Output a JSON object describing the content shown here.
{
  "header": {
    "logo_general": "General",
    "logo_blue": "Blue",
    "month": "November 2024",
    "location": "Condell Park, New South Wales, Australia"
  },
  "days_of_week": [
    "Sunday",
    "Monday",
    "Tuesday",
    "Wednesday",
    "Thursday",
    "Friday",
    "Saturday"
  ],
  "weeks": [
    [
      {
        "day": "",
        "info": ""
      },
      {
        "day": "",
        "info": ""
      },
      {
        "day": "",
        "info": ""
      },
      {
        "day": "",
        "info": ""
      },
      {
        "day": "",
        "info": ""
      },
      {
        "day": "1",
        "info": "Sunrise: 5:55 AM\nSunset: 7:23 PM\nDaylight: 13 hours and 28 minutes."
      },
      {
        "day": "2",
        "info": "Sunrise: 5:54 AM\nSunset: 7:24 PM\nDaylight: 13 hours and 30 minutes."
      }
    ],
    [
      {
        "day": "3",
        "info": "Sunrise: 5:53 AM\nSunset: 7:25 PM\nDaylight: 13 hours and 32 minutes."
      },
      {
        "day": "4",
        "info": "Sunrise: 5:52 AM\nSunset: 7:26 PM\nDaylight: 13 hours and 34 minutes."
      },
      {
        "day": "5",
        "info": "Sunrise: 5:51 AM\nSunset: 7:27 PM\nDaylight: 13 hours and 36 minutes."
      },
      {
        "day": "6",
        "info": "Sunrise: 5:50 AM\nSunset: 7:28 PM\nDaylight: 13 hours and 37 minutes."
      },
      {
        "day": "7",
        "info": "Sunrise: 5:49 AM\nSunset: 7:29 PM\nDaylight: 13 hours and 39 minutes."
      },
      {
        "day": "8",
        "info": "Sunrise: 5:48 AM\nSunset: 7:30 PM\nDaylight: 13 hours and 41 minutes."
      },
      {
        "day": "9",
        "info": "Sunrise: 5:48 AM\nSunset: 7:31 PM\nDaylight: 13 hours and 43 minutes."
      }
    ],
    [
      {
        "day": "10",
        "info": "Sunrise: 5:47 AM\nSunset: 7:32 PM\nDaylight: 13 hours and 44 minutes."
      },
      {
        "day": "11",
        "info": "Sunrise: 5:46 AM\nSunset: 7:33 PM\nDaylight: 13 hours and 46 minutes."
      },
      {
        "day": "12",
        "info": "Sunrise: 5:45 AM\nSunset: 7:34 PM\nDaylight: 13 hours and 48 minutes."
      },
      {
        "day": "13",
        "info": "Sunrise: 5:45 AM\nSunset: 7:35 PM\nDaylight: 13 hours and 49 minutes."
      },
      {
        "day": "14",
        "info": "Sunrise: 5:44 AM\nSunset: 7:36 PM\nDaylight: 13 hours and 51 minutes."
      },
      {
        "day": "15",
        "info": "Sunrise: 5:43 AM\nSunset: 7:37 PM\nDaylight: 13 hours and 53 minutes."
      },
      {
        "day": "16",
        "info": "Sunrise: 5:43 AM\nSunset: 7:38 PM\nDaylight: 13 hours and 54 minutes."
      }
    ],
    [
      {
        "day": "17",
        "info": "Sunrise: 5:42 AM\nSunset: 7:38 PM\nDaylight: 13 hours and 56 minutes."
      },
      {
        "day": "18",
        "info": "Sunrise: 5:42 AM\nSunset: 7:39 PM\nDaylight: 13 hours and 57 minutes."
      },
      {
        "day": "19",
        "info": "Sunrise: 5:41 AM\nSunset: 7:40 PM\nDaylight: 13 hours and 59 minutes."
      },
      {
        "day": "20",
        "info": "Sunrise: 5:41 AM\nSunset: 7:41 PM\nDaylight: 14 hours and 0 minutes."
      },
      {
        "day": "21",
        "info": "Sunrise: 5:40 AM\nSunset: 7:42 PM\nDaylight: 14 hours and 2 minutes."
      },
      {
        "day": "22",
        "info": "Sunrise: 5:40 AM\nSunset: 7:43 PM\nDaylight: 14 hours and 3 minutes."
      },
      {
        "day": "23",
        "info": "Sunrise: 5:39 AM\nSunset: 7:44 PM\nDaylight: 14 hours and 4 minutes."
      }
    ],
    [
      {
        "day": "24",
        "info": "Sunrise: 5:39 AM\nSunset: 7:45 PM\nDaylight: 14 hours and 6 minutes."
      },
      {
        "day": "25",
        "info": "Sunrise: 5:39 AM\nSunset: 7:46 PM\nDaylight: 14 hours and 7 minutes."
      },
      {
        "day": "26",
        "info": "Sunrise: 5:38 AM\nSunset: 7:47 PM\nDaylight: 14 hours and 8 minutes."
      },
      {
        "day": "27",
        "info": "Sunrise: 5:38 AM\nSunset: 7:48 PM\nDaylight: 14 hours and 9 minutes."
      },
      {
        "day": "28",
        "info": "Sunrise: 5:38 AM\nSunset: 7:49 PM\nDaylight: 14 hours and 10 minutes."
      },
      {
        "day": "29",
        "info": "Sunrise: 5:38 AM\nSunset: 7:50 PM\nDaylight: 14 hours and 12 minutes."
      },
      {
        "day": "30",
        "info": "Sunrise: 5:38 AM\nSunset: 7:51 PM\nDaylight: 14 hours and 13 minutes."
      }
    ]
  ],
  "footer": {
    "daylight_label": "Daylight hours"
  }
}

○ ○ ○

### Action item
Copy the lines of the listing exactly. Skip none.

### Response to the task
Output a JSON object describing the content shown here.
{
  "header": {
    "logo_general": "General",
    "logo_blue": "Blue",
    "month": "November 2024",
    "location": "Condell Park, New South Wales, Australia"
  },
  "days_of_week": [
    "Sunday",
    "Monday",
    "Tuesday",
    "Wednesday",
    "Thursday",
    "Friday",
    "Saturday"
  ],
  "weeks": [
    [
      {
        "day": "",
        "info": ""
      },
      {
        "day": "",
        "info": ""
      },
      {
        "day": "",
        "info": ""
      },
      {
        "day": "",
        "info": ""
      },
      {
        "day": "",
        "info": ""
      },
      {
        "day": "1",
        "info": "Sunrise: 5:55 AM\nSunset: 7:23 PM\nDaylight: 13 hours and 28 minutes."
      },
      {
        "day": "2",
        "info": "Sunrise: 5:54 AM\nSunset: 7:24 PM\nDaylight: 13 hours and 30 minutes."
      }
    ],
    [
      {
        "day": "3",
        "info": "Sunrise: 5:53 AM\nSunset: 7:25 PM\nDaylight: 13 hours and 32 minutes."
      },
      {
        "day": "4",
        "info": "Sunrise: 5:52 AM\nSunset: 7:26 PM\nDaylight: 13 hours and 34 minutes."
      },
      {
        "day": "5",
        "info": "Sunrise: 5:51 AM\nSunset: 7:27 PM\nDaylight: 13 hours and 36 minutes."
      },
      {
        "day": "6",
        "info": "Sunrise: 5:50 AM\nSunset: 7:28 PM\nDaylight: 13 hours and 37 minutes."
      },
      {
        "day": "7",
        "info": "Sunrise: 5:49 AM\nSunset: 7:29 PM\nDaylight: 13 hours and 39 minutes."
      },
      {
        "day": "8",
        "info": "Sunrise: 5:48 AM\nSunset: 7:30 PM\nDaylight: 13 hours and 41 minutes."
      },
      {
        "day": "9",
        "info": "Sunrise: 5:48 AM\nSunset: 7:31 PM\nDaylight: 13 hours and 43 minutes."
      }
    ],
    [
      {
        "day": "10",
        "info": "Sunrise: 5:47 AM\nSunset: 7:32 PM\nDaylight: 13 hours and 44 minutes."
      },
      {
        "day": "11",
        "info": "Sunrise: 5:46 AM\nSunset: 7:33 PM\nDaylight: 13 hours and 46 minutes."
      },
      {
        "day": "12",
        "info": "Sunrise: 5:45 AM\nSunset: 7:34 PM\nDaylight: 13 hours and 48 minutes."
      },
      {
        "day": "13",
        "info": "Sunrise: 5:45 AM\nSunset: 7:35 PM\nDaylight: 13 hours and 49 minutes."
      },
      {
        "day": "14",
        "info": "Sunrise: 5:44 AM\nSunset: 7:36 PM\nDaylight: 13 hours and 51 minutes."
      },
      {
        "day": "15",
        "info": "Sunrise: 5:43 AM\nSunset: 7:37 PM\nDaylight: 13 hours and 53 minutes."
      },
      {
        "day": "16",
        "info": "Sunrise: 5:43 AM\nSunset: 7:38 PM\nDaylight: 13 hours and 54 minutes."
      }
    ],
    [
      {
        "day": "17",
        "info": "Sunrise: 5:42 AM\nSunset: 7:38 PM\nDaylight: 13 hours and 56 minutes."
      },
      {
        "day": "18",
        "info": "Sunrise: 5:42 AM\nSunset: 7:39 PM\nDaylight: 13 hours and 57 minutes."
      },
      {
        "day": "19",
        "info": "Sunrise: 5:41 AM\nSunset: 7:40 PM\nDaylight: 13 hours and 59 minutes."
      },
      {
        "day": "20",
        "info": "Sunrise: 5:41 AM\nSunset: 7:41 PM\nDaylight: 14 hours and 0 minutes."
      },
      {
        "day": "21",
        "info": "Sunrise: 5:40 AM\nSunset: 7:42 PM\nDaylight: 14 hours and 2 minutes."
      },
      {
        "day": "22",
        "info": "Sunrise: 5:40 AM\nSunset: 7:43 PM\nDaylight: 14 hours and 3 minutes."
      },
      {
        "day": "23",
        "info": "Sunrise: 5:39 AM\nSunset: 7:44 PM\nDaylight: 14 hours and 4 minutes."
      }
    ],
    [
      {
        "day": "24",
        "info": "Sunrise: 5:39 AM\nSunset: 7:45 PM\nDaylight: 14 hours and 6 minutes."
      },
      {
        "day": "25",
        "info": "Sunrise: 5:39 AM\nSunset: 7:46 PM\nDaylight: 14 hours and 7 minutes."
      },
      {
        "day": "26",
        "info": "Sunrise: 5:38 AM\nSunset: 7:47 PM\nDaylight: 14 hours and 8 minutes."
      },
      {
        "day": "27",
        "info": "Sunrise: 5:38 AM\nSunset: 7:48 PM\nDaylight: 14 hours and 9 minutes."
      },
      {
        "day": "28",
        "info": "Sunrise: 5:38 AM\nSunset: 7:49 PM\nDaylight: 14 hours and 10 minutes."
      },
      {
        "day": "29",
        "info": "Sunrise: 5:38 AM\nSunset: 7:50 PM\nDaylight: 14 hours and 12 minutes."
      },
      {
        "day": "30",
        "info": "Sunrise: 5:38 AM\nSunset: 7:51 PM\nDaylight: 14 hours and 13 minutes."
      }
    ]
  ],
  "footer": {
    "daylight_label": "Daylight hours"
  }
}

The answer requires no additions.